--- START ---

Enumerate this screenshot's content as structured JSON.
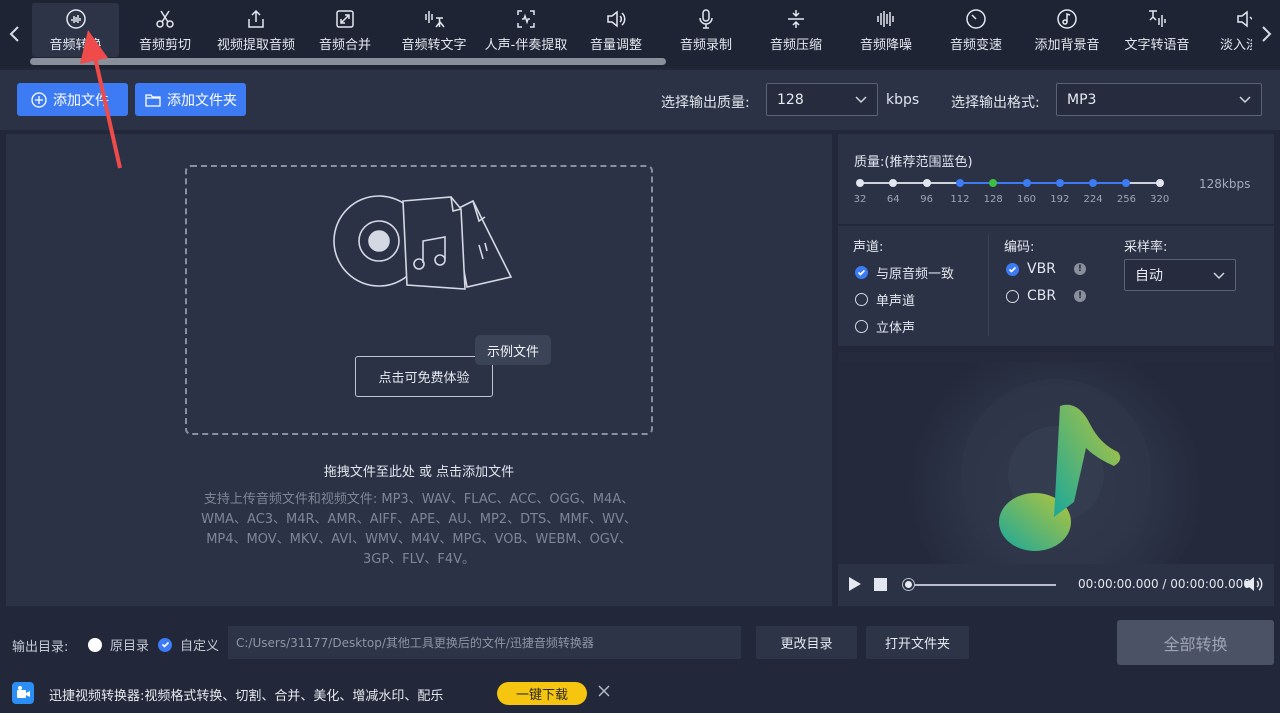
{
  "toolbar": {
    "tools": [
      {
        "label": "音频转换",
        "icon": "audio-convert-icon"
      },
      {
        "label": "音频剪切",
        "icon": "scissors-icon"
      },
      {
        "label": "视频提取音频",
        "icon": "export-icon"
      },
      {
        "label": "音频合并",
        "icon": "merge-icon"
      },
      {
        "label": "音频转文字",
        "icon": "speech-to-text-icon"
      },
      {
        "label": "人声-伴奏提取",
        "icon": "vocal-extract-icon"
      },
      {
        "label": "音量调整",
        "icon": "volume-icon"
      },
      {
        "label": "音频录制",
        "icon": "microphone-icon"
      },
      {
        "label": "音频压缩",
        "icon": "compress-icon"
      },
      {
        "label": "音频降噪",
        "icon": "denoise-icon"
      },
      {
        "label": "音频变速",
        "icon": "speed-icon"
      },
      {
        "label": "添加背景音",
        "icon": "background-music-icon"
      },
      {
        "label": "文字转语音",
        "icon": "text-to-speech-icon"
      },
      {
        "label": "淡入淡出",
        "icon": "fade-icon"
      }
    ]
  },
  "actions": {
    "add_file": "添加文件",
    "add_folder": "添加文件夹",
    "quality_label": "选择输出质量:",
    "quality_value": "128",
    "quality_unit": "kbps",
    "format_label": "选择输出格式:",
    "format_value": "MP3"
  },
  "dropzone": {
    "try_button": "点击可免费体验",
    "sample_tag": "示例文件",
    "title": "拖拽文件至此处 或 点击添加文件",
    "supported": "支持上传音频文件和视频文件: MP3、WAV、FLAC、ACC、OGG、M4A、WMA、AC3、M4R、AMR、AIFF、APE、AU、MP2、DTS、MMF、WV、MP4、MOV、MKV、AVI、WMV、M4V、MPG、VOB、WEBM、OGV、3GP、FLV、F4V。"
  },
  "settings": {
    "quality_title": "质量:(推荐范围蓝色)",
    "quality_ticks": [
      "32",
      "64",
      "96",
      "112",
      "128",
      "160",
      "192",
      "224",
      "256",
      "320"
    ],
    "quality_selected": "128",
    "quality_display": "128kbps",
    "channel_title": "声道:",
    "channel_options": [
      "与原音频一致",
      "单声道",
      "立体声"
    ],
    "encoding_title": "编码:",
    "encoding_options": [
      "VBR",
      "CBR"
    ],
    "samplerate_title": "采样率:",
    "samplerate_value": "自动"
  },
  "player": {
    "time": "00:00:00.000 / 00:00:00.000"
  },
  "output": {
    "label": "输出目录:",
    "opt_original": "原目录",
    "opt_custom": "自定义",
    "path": "C:/Users/31177/Desktop/其他工具更换后的文件/迅捷音频转换器",
    "change_dir": "更改目录",
    "open_folder": "打开文件夹",
    "convert_all": "全部转换"
  },
  "ad": {
    "text": "迅捷视频转换器:视频格式转换、切割、合并、美化、增减水印、配乐",
    "download": "一键下载"
  },
  "colors": {
    "accent": "#3c7bf4",
    "background": "#22283a",
    "panel": "#2b3245",
    "download_yellow": "#f5c50f",
    "quality_selected_green": "#3fbf3f"
  }
}
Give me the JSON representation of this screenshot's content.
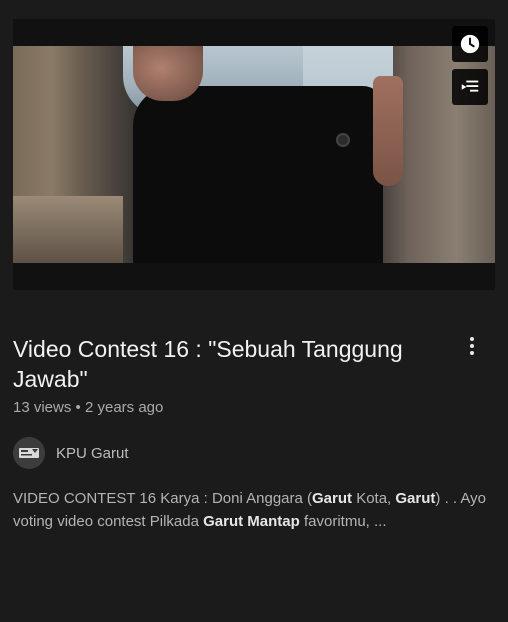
{
  "video": {
    "title": "Video Contest 16 : \"Sebuah Tanggung Jawab\"",
    "views": "13 views",
    "separator": "•",
    "age": "2 years ago"
  },
  "channel": {
    "name": "KPU Garut"
  },
  "description": {
    "segments": [
      {
        "text": "VIDEO CONTEST 16 Karya : Doni Anggara (",
        "bold": false
      },
      {
        "text": "Garut",
        "bold": true
      },
      {
        "text": " Kota, ",
        "bold": false
      },
      {
        "text": "Garut",
        "bold": true
      },
      {
        "text": ") . . Ayo voting video contest Pilkada ",
        "bold": false
      },
      {
        "text": "Garut Mantap",
        "bold": true
      },
      {
        "text": " favoritmu, ...",
        "bold": false
      }
    ]
  },
  "overlay": {
    "watch_later_icon": "clock-icon",
    "add_to_queue_icon": "queue-icon"
  },
  "colors": {
    "background": "#1b1b1b",
    "title": "#f1f1f1",
    "meta": "#aaaaaa"
  }
}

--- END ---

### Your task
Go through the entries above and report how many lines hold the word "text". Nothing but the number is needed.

### Written solution
10